Purpose: To investigate the effects of cholinergic blockade on inflammatory cell infiltration and cytokine production in the mouse lacrimal gland (LG).
Methods: C57BL/6 mice were untreated (UT) or received subcutaneous injections of either scopolamine hydrobromide (SCOP; 0.5 mg/0.2 mL) or saline (SAL) four times daily for 2 or 5 days (2D, 5D). This was followed by a 7-day rest period in separate groups. Tear volume (cotton thread) and tear epidermal growth factor (EGF, by ELISA) concentrations were measured. Extraorbital LGs were surgically excised and sectioned or lysed for gene expression analysis. Immunohistochemistry evaluated immunophenotype of infiltrating cells. Expression of EGF and T helper (Th)-1, -2, and -17-associated cytokines in LGs was evaluated by real-time PCR. Goblet cell density was evaluated in periodic acid Schiff-stained conjunctival sections.

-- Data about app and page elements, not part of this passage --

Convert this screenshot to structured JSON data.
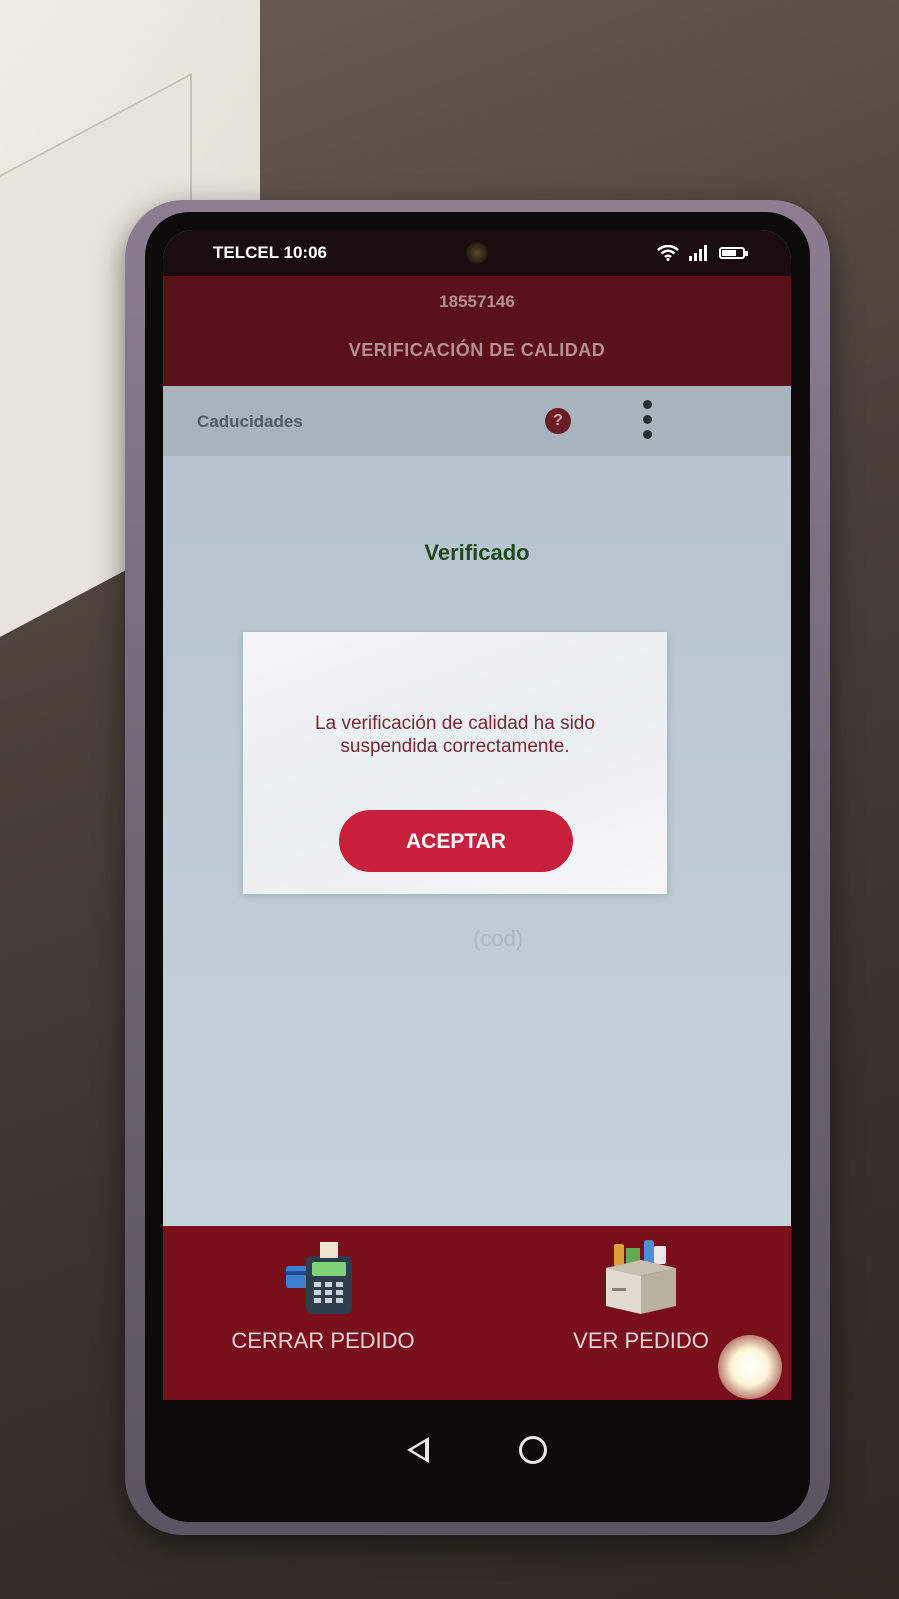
{
  "status_bar": {
    "carrier_time": "TELCEL 10:06",
    "icons": [
      "wifi-icon",
      "signal-icon",
      "battery-icon"
    ]
  },
  "header": {
    "order_number": "18557146",
    "title": "VERIFICACIÓN DE CALIDAD"
  },
  "tab": {
    "label": "Caducidades",
    "help_icon": "?",
    "menu_icon": "more-vertical-icon"
  },
  "content": {
    "status": "Verificado",
    "ghost_text": "(cod)"
  },
  "dialog": {
    "message": "La verificación de calidad ha sido suspendida correctamente.",
    "accept_label": "ACEPTAR"
  },
  "bottom_nav": {
    "close_order_label": "CERRAR PEDIDO",
    "view_order_label": "VER PEDIDO"
  },
  "colors": {
    "brand": "#7a0f1c",
    "accept_button": "#c8203a",
    "verified_text": "#1f4b1c"
  }
}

Results: Tear volume and EGF protein levels were significantly reduced in SCOP5D mice compared with controls, indicating that cholinergic blockade decreased LG secretory function. LGs of SCOP2D and SCOP5D mice showed an increased density of CD4(+), CD11c+, CD11b+, and myeloperoxidase+ cells compared with UT controls. At day 5, these cells were significantly elevated compared with SAL-treated counterparts. Elevated levels of IL-17A, IL-17R, IFN-γ, IL-12Rβ1, IL-2, IL-13, IL-6, IL-1β, and TNF-α transcripts were noted in SCOP2D mice and IFN-γ, TGF-β1, and IL-18R transcripts in SCOP5D mice.
Conclusions: Pharmacological blockade of lacrimal secretion induced a significant CD4(+) infiltration in the LG, mimicking Sjögren's syndrome. The mRNA expression profile revealed elevations of a mix of inflammatory cytokines and Th-1-associated factors.